▶ **INFORMATION**

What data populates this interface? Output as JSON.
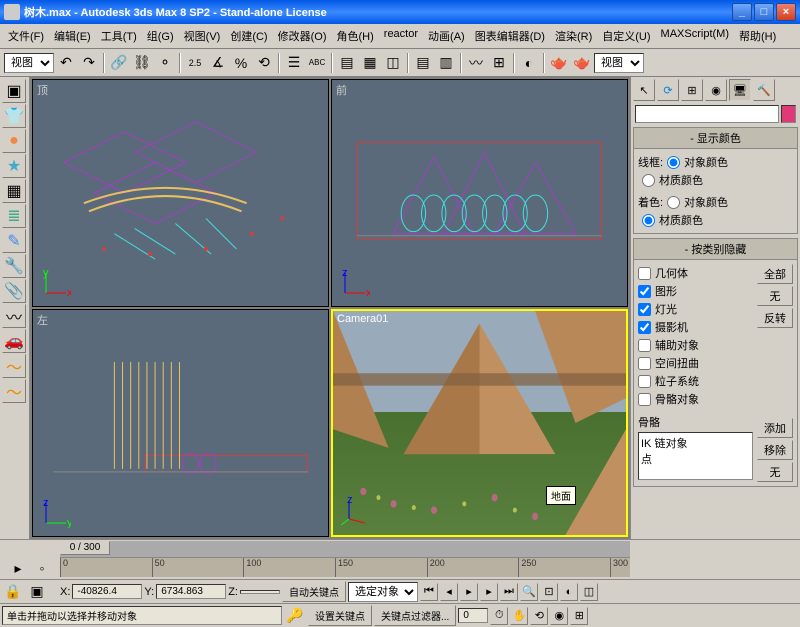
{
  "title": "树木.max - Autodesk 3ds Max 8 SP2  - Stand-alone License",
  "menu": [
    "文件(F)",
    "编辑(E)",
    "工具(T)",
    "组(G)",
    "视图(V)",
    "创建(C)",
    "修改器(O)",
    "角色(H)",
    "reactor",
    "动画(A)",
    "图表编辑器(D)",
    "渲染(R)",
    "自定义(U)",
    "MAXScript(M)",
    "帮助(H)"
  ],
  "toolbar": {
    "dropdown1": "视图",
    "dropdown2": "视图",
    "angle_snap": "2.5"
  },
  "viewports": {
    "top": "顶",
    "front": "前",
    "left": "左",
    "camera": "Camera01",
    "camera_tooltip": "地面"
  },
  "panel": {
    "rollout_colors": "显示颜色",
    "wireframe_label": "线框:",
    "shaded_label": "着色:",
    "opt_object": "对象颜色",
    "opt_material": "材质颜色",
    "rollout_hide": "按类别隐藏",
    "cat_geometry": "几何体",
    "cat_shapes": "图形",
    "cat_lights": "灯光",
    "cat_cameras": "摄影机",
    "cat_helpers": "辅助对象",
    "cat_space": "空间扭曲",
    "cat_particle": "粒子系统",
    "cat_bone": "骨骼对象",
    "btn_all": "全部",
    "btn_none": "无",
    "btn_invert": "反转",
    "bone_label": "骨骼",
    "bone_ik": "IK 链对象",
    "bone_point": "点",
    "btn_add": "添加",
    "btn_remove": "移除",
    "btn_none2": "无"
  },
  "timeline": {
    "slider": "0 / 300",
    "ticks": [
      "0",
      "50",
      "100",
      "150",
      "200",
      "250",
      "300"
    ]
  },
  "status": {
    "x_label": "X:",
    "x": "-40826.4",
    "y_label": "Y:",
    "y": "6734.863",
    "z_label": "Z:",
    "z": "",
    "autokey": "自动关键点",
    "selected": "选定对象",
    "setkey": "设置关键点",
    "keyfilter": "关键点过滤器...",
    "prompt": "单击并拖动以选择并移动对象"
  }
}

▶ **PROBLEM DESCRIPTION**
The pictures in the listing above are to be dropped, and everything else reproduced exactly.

▶ **THE ANSWER**
What data populates this interface? Output as JSON.
{
  "title": "树木.max - Autodesk 3ds Max 8 SP2  - Stand-alone License",
  "menu": [
    "文件(F)",
    "编辑(E)",
    "工具(T)",
    "组(G)",
    "视图(V)",
    "创建(C)",
    "修改器(O)",
    "角色(H)",
    "reactor",
    "动画(A)",
    "图表编辑器(D)",
    "渲染(R)",
    "自定义(U)",
    "MAXScript(M)",
    "帮助(H)"
  ],
  "toolbar": {
    "dropdown1": "视图",
    "dropdown2": "视图",
    "angle_snap": "2.5"
  },
  "viewports": {
    "top": "顶",
    "front": "前",
    "left": "左",
    "camera": "Camera01",
    "camera_tooltip": "地面"
  },
  "panel": {
    "rollout_colors": "显示颜色",
    "wireframe_label": "线框:",
    "shaded_label": "着色:",
    "opt_object": "对象颜色",
    "opt_material": "材质颜色",
    "rollout_hide": "按类别隐藏",
    "cat_geometry": "几何体",
    "cat_shapes": "图形",
    "cat_lights": "灯光",
    "cat_cameras": "摄影机",
    "cat_helpers": "辅助对象",
    "cat_space": "空间扭曲",
    "cat_particle": "粒子系统",
    "cat_bone": "骨骼对象",
    "btn_all": "全部",
    "btn_none": "无",
    "btn_invert": "反转",
    "bone_label": "骨骼",
    "bone_ik": "IK 链对象",
    "bone_point": "点",
    "btn_add": "添加",
    "btn_remove": "移除",
    "btn_none2": "无"
  },
  "timeline": {
    "slider": "0 / 300",
    "ticks": [
      "0",
      "50",
      "100",
      "150",
      "200",
      "250",
      "300"
    ]
  },
  "status": {
    "x_label": "X:",
    "x": "-40826.4",
    "y_label": "Y:",
    "y": "6734.863",
    "z_label": "Z:",
    "z": "",
    "autokey": "自动关键点",
    "selected": "选定对象",
    "setkey": "设置关键点",
    "keyfilter": "关键点过滤器...",
    "prompt": "单击并拖动以选择并移动对象"
  }
}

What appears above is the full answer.